Activity:
Below are the records; copy out every line that holds the word "label".

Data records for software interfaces
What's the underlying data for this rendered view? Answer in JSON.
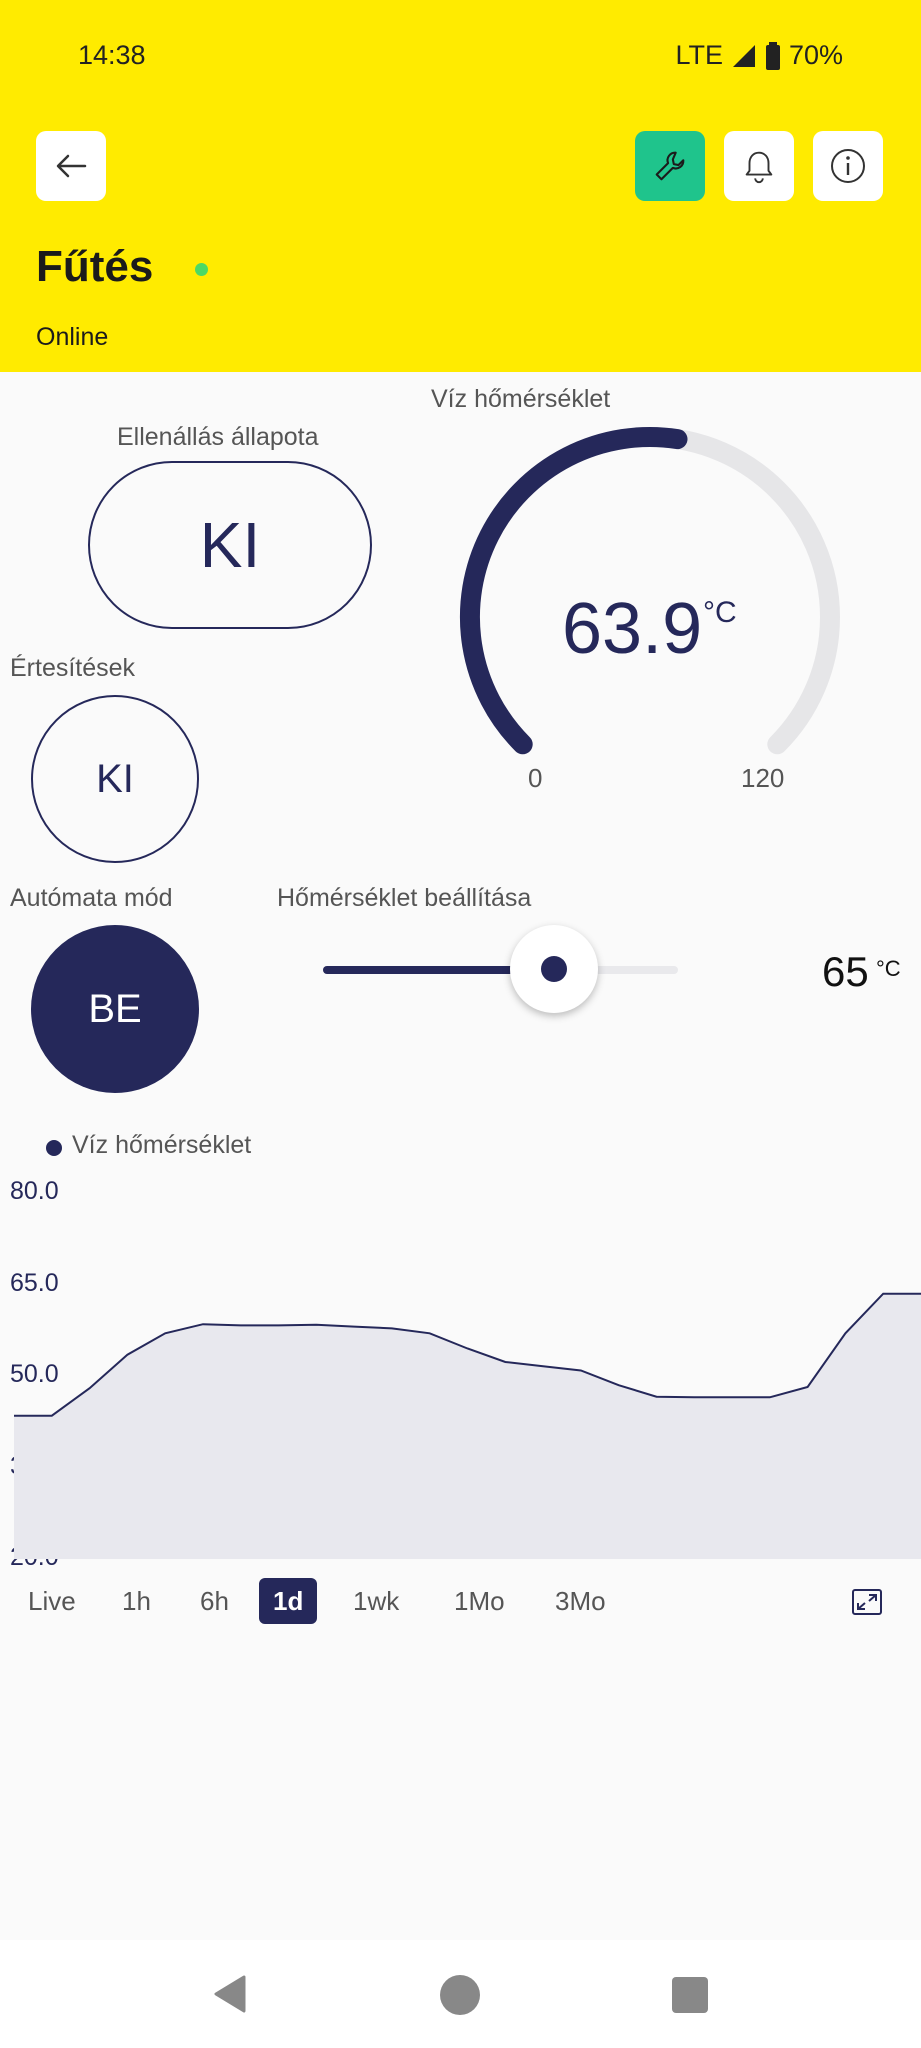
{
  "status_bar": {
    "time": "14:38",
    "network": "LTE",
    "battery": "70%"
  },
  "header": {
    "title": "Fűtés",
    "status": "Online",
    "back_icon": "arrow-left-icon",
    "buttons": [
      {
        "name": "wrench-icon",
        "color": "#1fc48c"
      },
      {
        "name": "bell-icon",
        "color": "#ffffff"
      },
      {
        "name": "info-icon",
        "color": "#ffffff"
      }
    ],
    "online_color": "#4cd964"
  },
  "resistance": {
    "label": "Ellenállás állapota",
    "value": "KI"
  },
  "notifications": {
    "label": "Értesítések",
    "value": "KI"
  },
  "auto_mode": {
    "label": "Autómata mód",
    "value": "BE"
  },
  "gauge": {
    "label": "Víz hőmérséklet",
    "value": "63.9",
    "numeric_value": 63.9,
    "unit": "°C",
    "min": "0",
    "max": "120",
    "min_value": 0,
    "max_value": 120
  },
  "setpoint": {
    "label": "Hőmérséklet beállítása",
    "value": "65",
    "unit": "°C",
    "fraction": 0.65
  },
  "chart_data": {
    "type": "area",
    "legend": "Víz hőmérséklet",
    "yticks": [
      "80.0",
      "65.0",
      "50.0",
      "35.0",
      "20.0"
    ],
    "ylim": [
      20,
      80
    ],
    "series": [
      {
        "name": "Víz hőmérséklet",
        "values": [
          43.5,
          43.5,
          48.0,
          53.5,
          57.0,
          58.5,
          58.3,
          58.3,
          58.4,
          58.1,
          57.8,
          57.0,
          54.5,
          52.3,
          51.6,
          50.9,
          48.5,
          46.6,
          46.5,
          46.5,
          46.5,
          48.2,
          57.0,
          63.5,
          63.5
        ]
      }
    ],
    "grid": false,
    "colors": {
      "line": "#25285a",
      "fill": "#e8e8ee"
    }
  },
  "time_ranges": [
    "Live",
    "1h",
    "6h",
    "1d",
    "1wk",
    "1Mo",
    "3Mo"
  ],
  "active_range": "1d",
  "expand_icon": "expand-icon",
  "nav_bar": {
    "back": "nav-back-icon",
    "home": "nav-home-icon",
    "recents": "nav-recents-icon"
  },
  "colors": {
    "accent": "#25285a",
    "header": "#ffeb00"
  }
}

Solved problem:
    "label": "Ellenállás állapota",
    "label": "Értesítések",
    "label": "Autómata mód",
    "label": "Víz hőmérséklet",
    "label": "Hőmérséklet beállítása",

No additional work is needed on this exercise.